Despite their name, evergreen needles do not stay green forever. Older, inner needles discolor and drop off after one or more years, depending on the species. Sometimes the drop occurs slowly. Other times, large numbers of needles yellow simultaneously in late summer or early fall, making for a striking spectacle. Due to the condition being triggered by the weather and the season, many evergreens are likely to show symptoms at the same time. This phenomenon could easily be mistaken for heavy disease or insect pressure. Each species of evergreen tends to keep its needles for a defined length of time. Thus, cycles or patterns of needle drop develop for each species, although variation exists from tree to tree and from year to year.
White pines are the most dramatically affected trees. This species typically bears three years’ needles in summer and two years’ needles in winter. However, vigorous shoots may have only one year’s needles still attached by November of any given year. These needles may not extend the length of the branch. Third-year white pine needles turn yellow throughout the tree. The tree will appear particularly unhealthy if the yellowed needles outnumber the green ones of the current season. This is natural.
Austrian and Scots pine usually retain needles for three years. Red pine ordinarily drops its needles in the fourth year.
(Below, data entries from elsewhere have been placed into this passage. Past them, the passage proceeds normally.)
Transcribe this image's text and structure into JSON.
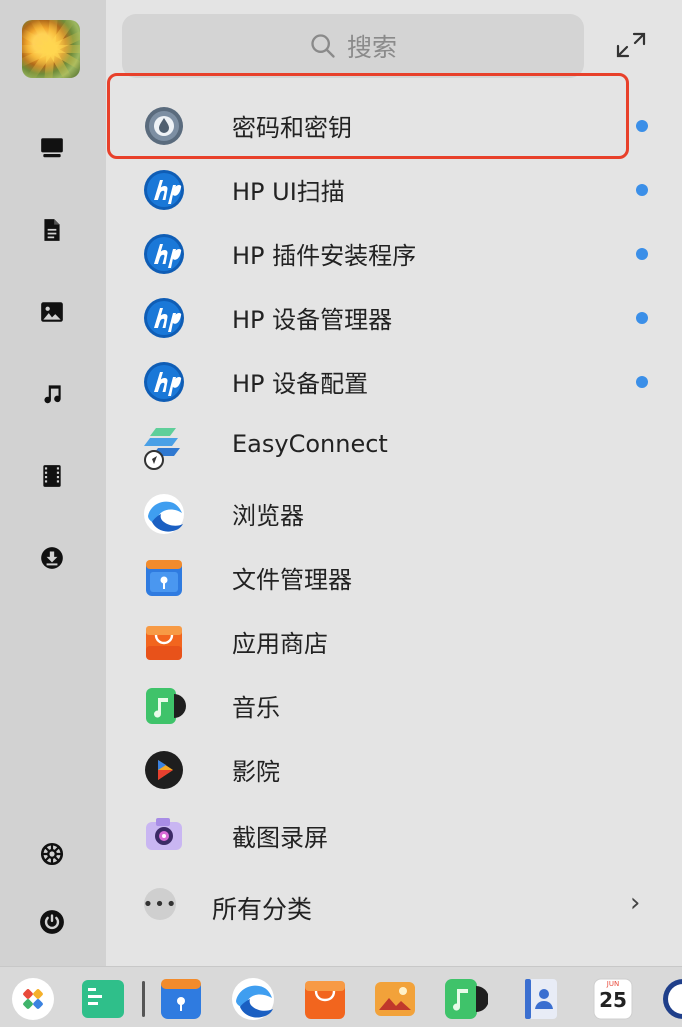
{
  "search": {
    "placeholder": "搜索"
  },
  "apps": [
    {
      "label": "密码和密钥",
      "icon": "password-keys-icon",
      "new": true
    },
    {
      "label": "HP UI扫描",
      "icon": "hp-icon",
      "new": true
    },
    {
      "label": "HP 插件安装程序",
      "icon": "hp-icon",
      "new": true
    },
    {
      "label": "HP 设备管理器",
      "icon": "hp-icon",
      "new": true
    },
    {
      "label": "HP 设备配置",
      "icon": "hp-icon",
      "new": true
    },
    {
      "label": "EasyConnect",
      "icon": "easyconnect-icon",
      "new": false
    },
    {
      "label": "浏览器",
      "icon": "browser-icon",
      "new": false
    },
    {
      "label": "文件管理器",
      "icon": "file-manager-icon",
      "new": false
    },
    {
      "label": "应用商店",
      "icon": "app-store-icon",
      "new": false
    },
    {
      "label": "音乐",
      "icon": "music-app-icon",
      "new": false
    },
    {
      "label": "影院",
      "icon": "movie-app-icon",
      "new": false
    },
    {
      "label": "截图录屏",
      "icon": "screenshot-app-icon",
      "new": false
    }
  ],
  "all_categories": {
    "label": "所有分类",
    "more_glyph": "•••",
    "chevron": "›"
  },
  "sidebar": [
    "computer-icon",
    "document-icon",
    "picture-icon",
    "music-icon",
    "video-icon",
    "download-icon",
    "settings-icon",
    "power-icon"
  ],
  "taskbar": {
    "calendar_month": "JUN",
    "calendar_day": "25"
  },
  "colors": {
    "new_dot": "#3b8fe8",
    "highlight": "#e8402a"
  }
}
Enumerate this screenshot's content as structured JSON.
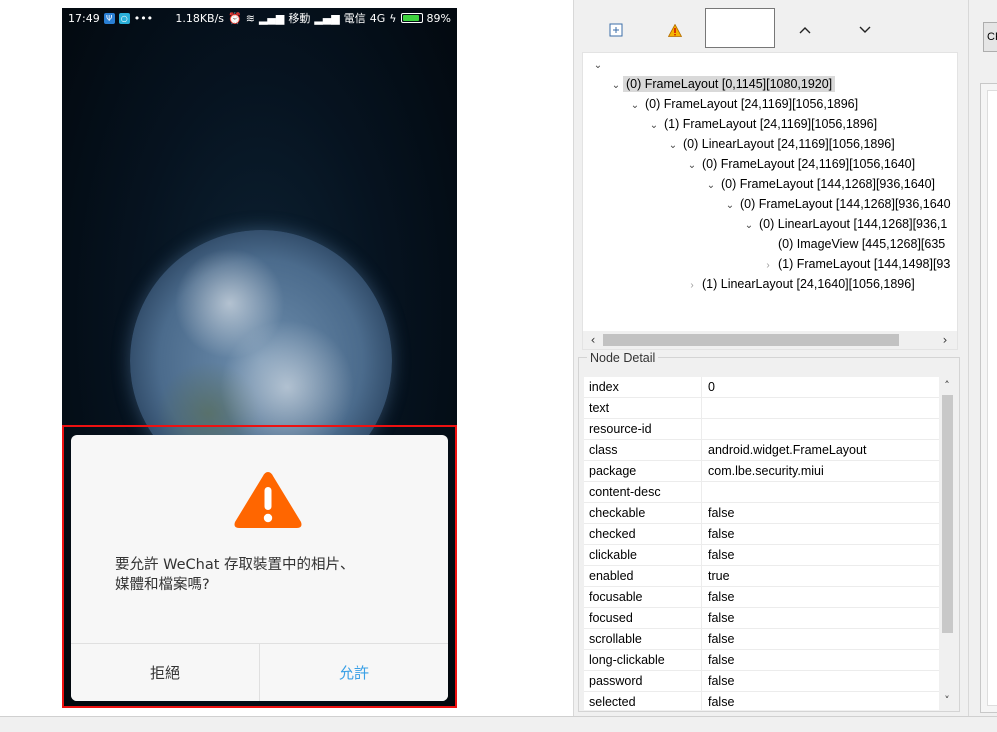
{
  "status_bar": {
    "time": "17:49",
    "icons": [
      "psi-icon",
      "app-icon",
      "more-dots"
    ],
    "speed": "1.18KB/s",
    "carrier1": "移動",
    "carrier2": "電信",
    "network": "4G",
    "battery": "89%"
  },
  "dialog": {
    "message": "要允許 WeChat 存取裝置中的相片、\n媒體和檔案嗎?",
    "deny_label": "拒絕",
    "allow_label": "允許",
    "allow_color": "#3aa0e6",
    "warning_color": "#ff6600"
  },
  "toolbar": {
    "search_value": ""
  },
  "tree": [
    {
      "label": "(0) FrameLayout [0,1145][1080,1920]",
      "depth": 0,
      "expanded": true,
      "selected": true
    },
    {
      "label": "(0) FrameLayout [24,1169][1056,1896]",
      "depth": 1,
      "expanded": true
    },
    {
      "label": "(1) FrameLayout [24,1169][1056,1896]",
      "depth": 2,
      "expanded": true
    },
    {
      "label": "(0) LinearLayout [24,1169][1056,1896]",
      "depth": 3,
      "expanded": true
    },
    {
      "label": "(0) FrameLayout [24,1169][1056,1640]",
      "depth": 4,
      "expanded": true
    },
    {
      "label": "(0) FrameLayout [144,1268][936,1640]",
      "depth": 5,
      "expanded": true
    },
    {
      "label": "(0) FrameLayout [144,1268][936,1640",
      "depth": 6,
      "expanded": true
    },
    {
      "label": "(0) LinearLayout [144,1268][936,1",
      "depth": 7,
      "expanded": true
    },
    {
      "label": "(0) ImageView [445,1268][635",
      "depth": 8,
      "leaf": true
    },
    {
      "label": "(1) FrameLayout [144,1498][93",
      "depth": 8,
      "expanded": false
    },
    {
      "label": "(1) LinearLayout [24,1640][1056,1896]",
      "depth": 4,
      "expanded": false
    }
  ],
  "node_detail": {
    "title": "Node Detail",
    "rows": [
      {
        "key": "index",
        "value": "0"
      },
      {
        "key": "text",
        "value": ""
      },
      {
        "key": "resource-id",
        "value": ""
      },
      {
        "key": "class",
        "value": "android.widget.FrameLayout"
      },
      {
        "key": "package",
        "value": "com.lbe.security.miui"
      },
      {
        "key": "content-desc",
        "value": ""
      },
      {
        "key": "checkable",
        "value": "false"
      },
      {
        "key": "checked",
        "value": "false"
      },
      {
        "key": "clickable",
        "value": "false"
      },
      {
        "key": "enabled",
        "value": "true"
      },
      {
        "key": "focusable",
        "value": "false"
      },
      {
        "key": "focused",
        "value": "false"
      },
      {
        "key": "scrollable",
        "value": "false"
      },
      {
        "key": "long-clickable",
        "value": "false"
      },
      {
        "key": "password",
        "value": "false"
      },
      {
        "key": "selected",
        "value": "false"
      }
    ]
  },
  "far_right": {
    "cp_label": "CP"
  }
}
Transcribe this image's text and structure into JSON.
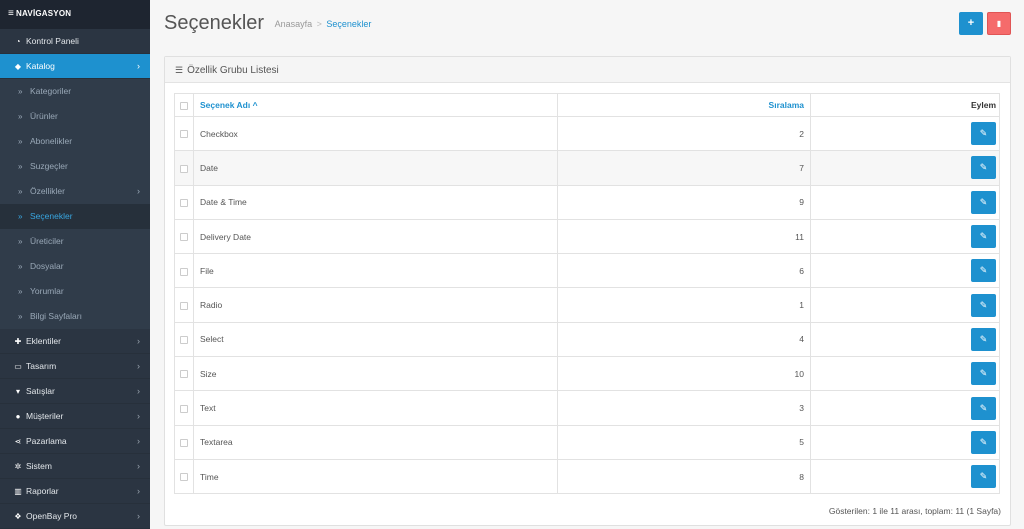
{
  "sidebar": {
    "heading": "NAVİGASYON",
    "items": [
      {
        "label": "Kontrol Paneli",
        "icon": "dashboard-icon"
      },
      {
        "label": "Katalog",
        "icon": "tag-icon"
      },
      {
        "label": "Eklentiler",
        "icon": "puzzle-icon"
      },
      {
        "label": "Tasarım",
        "icon": "monitor-icon"
      },
      {
        "label": "Satışlar",
        "icon": "cart-icon"
      },
      {
        "label": "Müşteriler",
        "icon": "user-icon"
      },
      {
        "label": "Pazarlama",
        "icon": "share-icon"
      },
      {
        "label": "Sistem",
        "icon": "gear-icon"
      },
      {
        "label": "Raporlar",
        "icon": "bar-chart-icon"
      },
      {
        "label": "OpenBay Pro",
        "icon": "cubes-icon"
      }
    ],
    "catalog_sub": [
      "Kategoriler",
      "Ürünler",
      "Abonelikler",
      "Suzgeçler",
      "Özellikler",
      "Seçenekler",
      "Üreticiler",
      "Dosyalar",
      "Yorumlar",
      "Bilgi Sayfaları"
    ]
  },
  "header": {
    "title": "Seçenekler",
    "breadcrumb_home": "Anasayfa",
    "breadcrumb_sep": ">",
    "breadcrumb_current": "Seçenekler"
  },
  "panel": {
    "title": "Özellik Grubu Listesi"
  },
  "table": {
    "col_name": "Seçenek Adı ^",
    "col_sort": "Sıralama",
    "col_action": "Eylem",
    "rows": [
      {
        "name": "Checkbox",
        "sort": "2"
      },
      {
        "name": "Date",
        "sort": "7"
      },
      {
        "name": "Date & Time",
        "sort": "9"
      },
      {
        "name": "Delivery Date",
        "sort": "11"
      },
      {
        "name": "File",
        "sort": "6"
      },
      {
        "name": "Radio",
        "sort": "1"
      },
      {
        "name": "Select",
        "sort": "4"
      },
      {
        "name": "Size",
        "sort": "10"
      },
      {
        "name": "Text",
        "sort": "3"
      },
      {
        "name": "Textarea",
        "sort": "5"
      },
      {
        "name": "Time",
        "sort": "8"
      }
    ]
  },
  "footer": {
    "info": "Gösterilen: 1 ile 11 arası, toplam: 11 (1 Sayfa)"
  },
  "colors": {
    "sidebar_bg": "#2b3542",
    "accent": "#1e91cf",
    "danger": "#f56b6b"
  }
}
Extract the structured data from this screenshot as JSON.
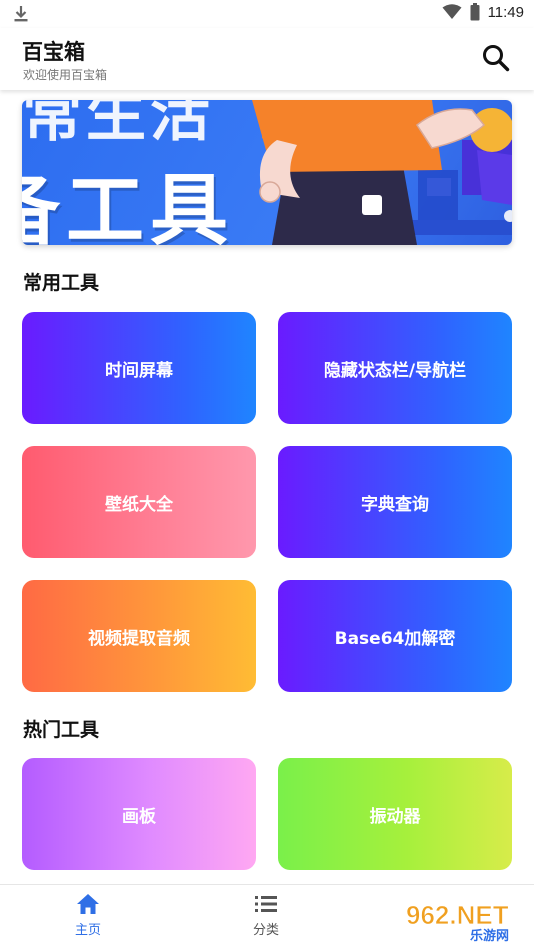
{
  "status_bar": {
    "time": "11:49",
    "icons": [
      "download-icon",
      "wifi-icon",
      "battery-icon"
    ]
  },
  "header": {
    "title": "百宝箱",
    "subtitle": "欢迎使用百宝箱",
    "search_icon": "search-icon"
  },
  "banner": {
    "text_top": "常生活",
    "text_main": "备工具"
  },
  "sections": {
    "common": {
      "title": "常用工具",
      "items": [
        {
          "label": "时间屏幕"
        },
        {
          "label": "隐藏状态栏/导航栏"
        },
        {
          "label": "壁纸大全"
        },
        {
          "label": "字典查询"
        },
        {
          "label": "视频提取音频"
        },
        {
          "label": "Base64加解密"
        }
      ]
    },
    "hot": {
      "title": "热门工具",
      "items": [
        {
          "label": "画板"
        },
        {
          "label": "振动器"
        }
      ]
    }
  },
  "bottom_nav": {
    "items": [
      {
        "label": "主页",
        "icon": "home-icon",
        "active": true
      },
      {
        "label": "分类",
        "icon": "list-icon",
        "active": false
      }
    ]
  },
  "watermark": {
    "brand": "962.NET",
    "sub": "乐游网"
  },
  "colors": {
    "accent": "#2f6fe6",
    "banner_bg": "#3a7bf5"
  }
}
Thus, three or four years’ green growth will outnumber yellowed needles, even at peak periods, and none of these species will appear as unhealthy as the white pine periodically does. Arborvitae (white cedar) needles usually turn brown rather than yellow when they age, and often remain attached much longer than matured pine needles. Yew needles turn yellow and drop in late spring or early summer of their third year. Spruce and fir needles also yellow and drop with age, but since these trees retain their needles for several years, needle drop is often not visible unless you search for it on inner branches.
The yellowing and drop of evergreen needles described above occurs naturally. It is important that you do not confuse this natural seasonal needle drop with various disease and insect problems that can seriously reduce the vitality and esthetic value of the tree. The facts that it is a seasonal occurrence and that the symptoms are distributed throughout the interior portion of the tree are helpful clues to proper diagnosis. Seasonal needle drop control is not possible, nor would it be beneficial.
If you have questions about this or any other horticulture-related topic, please reach out to your local Extension Educator. Residents in Wright County can email email@example.com or call (320) 249-5929.